A recent article from WSJ.com reports an ongoing row on a form of geographic indication issued by the EU on an English cheese.
Given the fame of Stilton cheese it comes as some surprise that the village of Stilton cannot legally produce the product that bears its name. There are 6 producers (all of which are outside of Stilton) who were originally granted the EU “PDO”, Product Designation of Origin.
The EC website defines a product designation of origin as follows:
“PDO – covers agricultural products and foodstuffs which are produced, processed and prepared in a given geographical area using recognised know-how.”
Until recently it was believed that Stilton (the cheese) was never actually made in Stilton (the place). The name had come about because the distinctive cheese was served and sold in Stilton, a busy coach stop centuries ago. This has now been challenged by a local historian who found references to the village’s own cheese production dating from the 18th century and there is talk that this could create new market opportunities for the village of Stilton.
The huge amount of brand value tied up in products such as Stilton cheese, Champagne, Parma ham etc are bound to cause some disputes, and this in turn is bound to lead to small print “nit-picking”. Whilst reading the public comments to the WSJ article bemoaning protectionism and mindless bureaucracy, its worth remembering the valid rationale behind these certification schemes — namely to:
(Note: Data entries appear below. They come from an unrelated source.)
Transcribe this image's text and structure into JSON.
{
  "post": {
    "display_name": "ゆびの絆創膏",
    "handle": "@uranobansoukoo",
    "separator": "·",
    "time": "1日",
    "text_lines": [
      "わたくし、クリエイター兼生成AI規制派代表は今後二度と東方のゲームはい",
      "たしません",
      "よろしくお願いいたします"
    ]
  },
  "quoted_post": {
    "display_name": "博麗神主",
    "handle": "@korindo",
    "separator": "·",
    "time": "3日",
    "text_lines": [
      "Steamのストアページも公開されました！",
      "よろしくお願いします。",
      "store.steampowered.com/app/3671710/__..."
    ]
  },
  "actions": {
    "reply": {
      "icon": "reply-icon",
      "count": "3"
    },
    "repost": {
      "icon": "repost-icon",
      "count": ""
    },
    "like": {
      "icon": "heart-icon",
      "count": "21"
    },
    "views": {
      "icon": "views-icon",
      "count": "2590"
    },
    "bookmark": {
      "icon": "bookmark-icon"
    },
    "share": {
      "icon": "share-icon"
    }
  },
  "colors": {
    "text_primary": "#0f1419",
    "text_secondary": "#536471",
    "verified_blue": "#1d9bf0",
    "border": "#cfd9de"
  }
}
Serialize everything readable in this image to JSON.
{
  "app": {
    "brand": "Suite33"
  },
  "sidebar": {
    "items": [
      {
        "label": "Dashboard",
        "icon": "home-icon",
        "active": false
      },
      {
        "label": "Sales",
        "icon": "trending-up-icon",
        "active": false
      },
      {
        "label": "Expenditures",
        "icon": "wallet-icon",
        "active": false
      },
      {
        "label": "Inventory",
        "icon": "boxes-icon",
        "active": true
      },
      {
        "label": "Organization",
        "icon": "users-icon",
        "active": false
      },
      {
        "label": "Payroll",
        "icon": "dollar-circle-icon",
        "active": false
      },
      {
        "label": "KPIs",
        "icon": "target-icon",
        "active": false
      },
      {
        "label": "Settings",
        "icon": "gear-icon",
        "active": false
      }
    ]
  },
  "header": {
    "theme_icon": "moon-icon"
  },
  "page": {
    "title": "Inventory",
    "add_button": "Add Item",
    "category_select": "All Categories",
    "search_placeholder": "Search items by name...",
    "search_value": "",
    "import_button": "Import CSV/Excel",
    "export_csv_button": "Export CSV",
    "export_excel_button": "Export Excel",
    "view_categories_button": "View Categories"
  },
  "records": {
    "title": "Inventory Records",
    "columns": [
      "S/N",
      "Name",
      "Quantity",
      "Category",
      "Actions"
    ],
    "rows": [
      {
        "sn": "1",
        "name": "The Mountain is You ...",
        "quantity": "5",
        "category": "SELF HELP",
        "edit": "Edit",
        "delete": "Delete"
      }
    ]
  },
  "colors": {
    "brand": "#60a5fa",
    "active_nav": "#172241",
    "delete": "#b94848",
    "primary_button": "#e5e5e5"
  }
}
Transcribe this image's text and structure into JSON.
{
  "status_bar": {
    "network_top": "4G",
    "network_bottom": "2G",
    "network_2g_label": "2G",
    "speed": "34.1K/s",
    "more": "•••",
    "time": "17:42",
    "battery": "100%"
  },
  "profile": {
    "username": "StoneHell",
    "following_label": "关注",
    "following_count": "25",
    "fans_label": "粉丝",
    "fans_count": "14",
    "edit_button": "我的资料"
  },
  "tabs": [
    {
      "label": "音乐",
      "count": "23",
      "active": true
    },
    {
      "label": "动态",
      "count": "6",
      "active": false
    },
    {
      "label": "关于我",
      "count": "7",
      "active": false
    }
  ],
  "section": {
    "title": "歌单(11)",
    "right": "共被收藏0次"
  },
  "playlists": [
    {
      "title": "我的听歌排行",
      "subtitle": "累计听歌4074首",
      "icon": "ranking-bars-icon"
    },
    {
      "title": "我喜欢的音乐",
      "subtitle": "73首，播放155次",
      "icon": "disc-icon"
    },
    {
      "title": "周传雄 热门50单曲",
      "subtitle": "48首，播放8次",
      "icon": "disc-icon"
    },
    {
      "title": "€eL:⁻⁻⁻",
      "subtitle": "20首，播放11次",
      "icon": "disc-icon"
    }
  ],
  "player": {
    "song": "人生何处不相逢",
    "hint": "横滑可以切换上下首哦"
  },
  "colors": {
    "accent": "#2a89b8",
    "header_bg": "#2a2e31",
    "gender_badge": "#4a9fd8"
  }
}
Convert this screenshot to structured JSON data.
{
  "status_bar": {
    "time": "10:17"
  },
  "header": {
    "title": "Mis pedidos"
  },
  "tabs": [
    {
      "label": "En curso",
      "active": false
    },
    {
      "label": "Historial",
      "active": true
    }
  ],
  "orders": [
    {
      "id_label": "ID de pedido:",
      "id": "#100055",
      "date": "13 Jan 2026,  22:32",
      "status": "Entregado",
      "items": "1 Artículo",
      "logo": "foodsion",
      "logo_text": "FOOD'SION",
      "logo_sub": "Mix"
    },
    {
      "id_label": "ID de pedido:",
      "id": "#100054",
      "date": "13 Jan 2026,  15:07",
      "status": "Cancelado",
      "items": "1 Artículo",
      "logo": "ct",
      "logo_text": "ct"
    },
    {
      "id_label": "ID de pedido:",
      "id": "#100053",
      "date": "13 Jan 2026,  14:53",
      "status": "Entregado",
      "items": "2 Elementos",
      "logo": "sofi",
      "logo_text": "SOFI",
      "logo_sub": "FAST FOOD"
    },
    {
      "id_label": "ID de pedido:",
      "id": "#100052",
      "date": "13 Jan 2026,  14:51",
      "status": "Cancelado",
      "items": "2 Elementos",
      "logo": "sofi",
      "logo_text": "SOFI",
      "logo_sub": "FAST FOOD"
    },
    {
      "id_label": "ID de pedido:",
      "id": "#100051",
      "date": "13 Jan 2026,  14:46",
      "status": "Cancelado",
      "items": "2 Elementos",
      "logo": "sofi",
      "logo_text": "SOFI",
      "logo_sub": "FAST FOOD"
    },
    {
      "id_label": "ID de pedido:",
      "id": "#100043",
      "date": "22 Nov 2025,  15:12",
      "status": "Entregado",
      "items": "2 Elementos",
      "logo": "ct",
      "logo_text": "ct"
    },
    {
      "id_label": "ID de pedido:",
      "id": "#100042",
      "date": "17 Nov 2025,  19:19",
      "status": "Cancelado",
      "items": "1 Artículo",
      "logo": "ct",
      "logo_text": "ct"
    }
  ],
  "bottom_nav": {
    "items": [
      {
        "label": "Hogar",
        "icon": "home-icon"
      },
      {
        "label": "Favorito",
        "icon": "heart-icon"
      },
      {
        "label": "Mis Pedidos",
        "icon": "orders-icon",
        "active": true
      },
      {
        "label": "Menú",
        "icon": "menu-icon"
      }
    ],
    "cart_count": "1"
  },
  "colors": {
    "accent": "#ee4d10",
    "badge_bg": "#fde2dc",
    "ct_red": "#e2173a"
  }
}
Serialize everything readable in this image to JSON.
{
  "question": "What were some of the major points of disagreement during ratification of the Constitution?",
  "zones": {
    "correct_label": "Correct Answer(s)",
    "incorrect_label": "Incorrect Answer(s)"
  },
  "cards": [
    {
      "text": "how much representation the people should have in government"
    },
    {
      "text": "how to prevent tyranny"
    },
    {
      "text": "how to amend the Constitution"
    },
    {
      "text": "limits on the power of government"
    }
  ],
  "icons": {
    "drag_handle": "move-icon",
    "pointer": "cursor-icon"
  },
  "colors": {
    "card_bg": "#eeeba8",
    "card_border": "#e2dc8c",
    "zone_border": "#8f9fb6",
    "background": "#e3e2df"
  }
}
“encourage diverse agricultural production, protect product names from misuse and imitation and help consumers by giving them information concerning the specific character of the products”